  • GIS using Spatial Simulation
  • Interactive Spatial Simulation
  • Spatial Simulation Parallelization and Distribution
  • Geo-Social Simulation and Data Generators
  • Social Unrest and Riot Prediction using Simulation
  • Spatial Analysis based on Simulation
  • Behavioral Simulation
  • Verifying, and Validating Spatial Simulations
  • Applications for Spatial Simulation
The workshop seeks high-quality full (8 pages) and short (4 pages) papers that will be peer-reviewed. Once accepted, at least one author is required to register for the workshop and the ACM SIGSPATIAL conference (which will be in Chicago, Illinois), as well as attend the workshop to present the accepted work which will then appear in the ACM Digital Library. 

This workshop should also be of interest to everyone who works with spatial data. The simulation methods that will be presented and discussed in the workshop should find a wide application across the community by producing benchmark datasets that can be parameterized and scaled. Simulated data sets will be made available to the community via the website.

More information about the workshop along with key dates is available at: https://www.geosim.org/  

https://www.geosim.org/

Wednesday, May 22, 2019

Guest Editorial for Spatial Agent-based Models: Current Practices and Future Trends

Over the last few years we have seen spatial agent-based modeling beginning to bridge the gap from cautious early adoption towards general acceptance within the geographical sciences. One of the key features that has contributed to this is its ability to represent individual characteristics and behaviors.

In order to capture this evolution a while ago, Alison Heppenstall and myself  put out a call for papers that not only asked for papers that looked at current trends in agent-based modeling but also  for those  that highlighted and addressed the advances and challenges that researchers working within the area of spatial agent-based models face.
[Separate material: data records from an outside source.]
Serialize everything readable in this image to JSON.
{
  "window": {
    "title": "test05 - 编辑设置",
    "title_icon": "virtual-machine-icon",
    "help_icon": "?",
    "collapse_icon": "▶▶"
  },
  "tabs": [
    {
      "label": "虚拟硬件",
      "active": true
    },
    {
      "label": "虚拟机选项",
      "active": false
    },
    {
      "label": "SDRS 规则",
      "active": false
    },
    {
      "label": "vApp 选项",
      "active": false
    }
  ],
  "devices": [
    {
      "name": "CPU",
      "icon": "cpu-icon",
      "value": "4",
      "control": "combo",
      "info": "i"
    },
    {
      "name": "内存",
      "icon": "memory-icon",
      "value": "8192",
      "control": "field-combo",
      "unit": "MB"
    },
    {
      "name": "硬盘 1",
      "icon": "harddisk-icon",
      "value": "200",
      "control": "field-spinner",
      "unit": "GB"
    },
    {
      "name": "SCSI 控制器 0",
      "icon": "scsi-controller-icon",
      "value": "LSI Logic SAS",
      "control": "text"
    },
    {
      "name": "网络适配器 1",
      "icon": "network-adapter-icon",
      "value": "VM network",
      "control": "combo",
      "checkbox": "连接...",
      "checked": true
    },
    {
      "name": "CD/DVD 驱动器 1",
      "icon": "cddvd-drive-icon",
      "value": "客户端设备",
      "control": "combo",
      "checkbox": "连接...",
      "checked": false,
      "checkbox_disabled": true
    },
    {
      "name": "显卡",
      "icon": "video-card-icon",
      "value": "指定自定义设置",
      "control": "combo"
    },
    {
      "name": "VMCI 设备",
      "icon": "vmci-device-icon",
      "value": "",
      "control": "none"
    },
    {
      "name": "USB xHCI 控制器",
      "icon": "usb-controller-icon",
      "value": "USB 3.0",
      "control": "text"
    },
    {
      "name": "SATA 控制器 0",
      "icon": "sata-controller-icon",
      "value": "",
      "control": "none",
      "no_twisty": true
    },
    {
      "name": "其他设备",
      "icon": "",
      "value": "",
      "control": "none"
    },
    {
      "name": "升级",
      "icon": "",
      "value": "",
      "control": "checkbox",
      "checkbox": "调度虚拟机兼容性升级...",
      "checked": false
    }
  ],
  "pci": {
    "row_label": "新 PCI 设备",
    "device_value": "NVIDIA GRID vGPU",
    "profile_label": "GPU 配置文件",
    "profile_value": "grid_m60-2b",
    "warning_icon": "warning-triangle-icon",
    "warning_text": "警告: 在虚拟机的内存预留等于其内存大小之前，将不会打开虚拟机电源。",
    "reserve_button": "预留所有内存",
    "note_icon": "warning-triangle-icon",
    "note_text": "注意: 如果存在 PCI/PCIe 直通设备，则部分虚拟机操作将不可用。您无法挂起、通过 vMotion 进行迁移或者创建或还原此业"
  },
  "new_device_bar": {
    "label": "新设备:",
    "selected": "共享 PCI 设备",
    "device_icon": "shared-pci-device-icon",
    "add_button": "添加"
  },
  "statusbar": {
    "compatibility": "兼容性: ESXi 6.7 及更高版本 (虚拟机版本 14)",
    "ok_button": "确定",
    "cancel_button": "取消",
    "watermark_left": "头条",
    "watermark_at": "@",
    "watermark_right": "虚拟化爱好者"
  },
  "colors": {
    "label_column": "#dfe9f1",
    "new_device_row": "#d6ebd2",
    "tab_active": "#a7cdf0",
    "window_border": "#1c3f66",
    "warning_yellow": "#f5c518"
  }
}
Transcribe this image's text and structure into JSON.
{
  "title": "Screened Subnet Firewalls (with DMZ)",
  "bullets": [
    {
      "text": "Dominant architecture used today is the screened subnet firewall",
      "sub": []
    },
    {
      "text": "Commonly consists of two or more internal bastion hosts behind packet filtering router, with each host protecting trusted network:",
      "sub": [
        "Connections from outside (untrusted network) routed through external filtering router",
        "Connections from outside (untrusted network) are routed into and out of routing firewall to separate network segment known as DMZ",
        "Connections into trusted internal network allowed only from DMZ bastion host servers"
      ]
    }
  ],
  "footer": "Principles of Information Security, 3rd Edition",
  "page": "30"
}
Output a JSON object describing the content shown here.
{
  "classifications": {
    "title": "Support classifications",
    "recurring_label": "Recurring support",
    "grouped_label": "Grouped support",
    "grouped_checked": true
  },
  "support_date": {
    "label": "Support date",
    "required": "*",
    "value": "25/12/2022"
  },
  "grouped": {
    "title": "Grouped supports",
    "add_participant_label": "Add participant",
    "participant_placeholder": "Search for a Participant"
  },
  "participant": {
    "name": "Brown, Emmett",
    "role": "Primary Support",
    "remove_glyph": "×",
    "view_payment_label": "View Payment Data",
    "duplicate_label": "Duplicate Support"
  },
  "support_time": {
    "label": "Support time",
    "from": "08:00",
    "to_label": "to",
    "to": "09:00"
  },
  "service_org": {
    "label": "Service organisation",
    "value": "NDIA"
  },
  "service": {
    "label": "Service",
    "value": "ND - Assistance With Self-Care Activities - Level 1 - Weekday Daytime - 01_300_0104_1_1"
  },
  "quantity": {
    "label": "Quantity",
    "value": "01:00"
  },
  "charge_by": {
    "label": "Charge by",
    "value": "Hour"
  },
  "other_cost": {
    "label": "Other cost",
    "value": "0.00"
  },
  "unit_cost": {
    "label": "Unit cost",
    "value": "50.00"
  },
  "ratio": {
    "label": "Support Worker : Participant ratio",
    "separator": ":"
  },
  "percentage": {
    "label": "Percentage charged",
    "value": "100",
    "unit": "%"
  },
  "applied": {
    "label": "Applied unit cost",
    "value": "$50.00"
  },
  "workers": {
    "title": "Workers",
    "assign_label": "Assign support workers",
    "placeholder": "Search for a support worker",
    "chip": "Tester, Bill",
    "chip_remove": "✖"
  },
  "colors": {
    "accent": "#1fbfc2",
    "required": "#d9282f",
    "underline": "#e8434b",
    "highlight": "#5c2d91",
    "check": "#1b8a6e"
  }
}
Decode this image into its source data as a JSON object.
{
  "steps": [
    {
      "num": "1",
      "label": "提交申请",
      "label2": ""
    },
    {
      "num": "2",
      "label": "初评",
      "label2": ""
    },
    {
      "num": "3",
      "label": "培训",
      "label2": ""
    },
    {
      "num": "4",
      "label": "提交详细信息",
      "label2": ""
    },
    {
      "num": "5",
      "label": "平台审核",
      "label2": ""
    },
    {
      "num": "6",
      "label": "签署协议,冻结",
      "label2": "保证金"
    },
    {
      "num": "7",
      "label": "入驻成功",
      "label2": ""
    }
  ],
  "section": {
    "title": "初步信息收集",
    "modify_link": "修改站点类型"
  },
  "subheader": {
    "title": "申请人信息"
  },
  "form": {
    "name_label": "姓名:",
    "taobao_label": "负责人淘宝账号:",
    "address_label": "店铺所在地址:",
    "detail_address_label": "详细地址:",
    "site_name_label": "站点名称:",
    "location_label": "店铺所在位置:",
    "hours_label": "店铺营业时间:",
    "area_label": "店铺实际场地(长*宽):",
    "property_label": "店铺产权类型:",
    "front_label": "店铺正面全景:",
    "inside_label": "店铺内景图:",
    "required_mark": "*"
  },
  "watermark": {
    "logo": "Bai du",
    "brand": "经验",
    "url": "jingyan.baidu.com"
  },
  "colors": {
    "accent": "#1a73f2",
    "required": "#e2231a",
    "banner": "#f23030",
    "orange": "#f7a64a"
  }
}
We are happy to say this call is now over and in the current issue of GeoInformatica there are 6 great papers (full citations and links are provided below) and along with a editorial. The papers present not only a great synthesis of the current practices but also several of the key advances and challenges within the realm of spatial agent-based modeling are brought to bare. 

Several common themes will become apparent when reading the articles. All the authors were in agreement that while there has been a noticeable uptake in agent-based modeling, more work is needed to bridge the gap to acceptance as a standard tool within the spatial sciences (e.g. Polhill et al., 2019). Data (variable quality and availability) was an issue that was discussed by almost all of the authors, particularly how to translate high quality data into models to create behavioral rules and the use of novel forms of data to calibrate an empirical model (e.g. Crols and Malleson, 2019). How to represent and simulate behavior in agent-based models was also a recurrent issue with two papers discussing how approaches borrowed from machine learning can be used to improve the representation of behavior (e.g. Runck et al., 2019; Abdulkareem et al., 2019). How to create models that could scale from the micro to macro was another theme with the point being made that current agent-based modeling architectures do not foster models that are easily translatable to a regional or global context (e.g. Taillandier et al., 2019), nor are interactions across scales adequately addressed in most models (e.g. Lippe et al., 2019). The papers also highlight that to cross the bridge from novel tool to full acceptance as a standard tool within the geographical sciences, spatial agent-based modeling still has some way to go. However, the papers in this special issue can therefore be seen as a stepping stone towards this.

Papers in the Special Issue:

Our Editorial:
Heppenstall, A. and Crooks, A.T. (2019), Guest Editorial for Spatial Agent-based Models: Current Practices and Future Trends, GeoInfomatica. 23(2): 243-268 (pdf)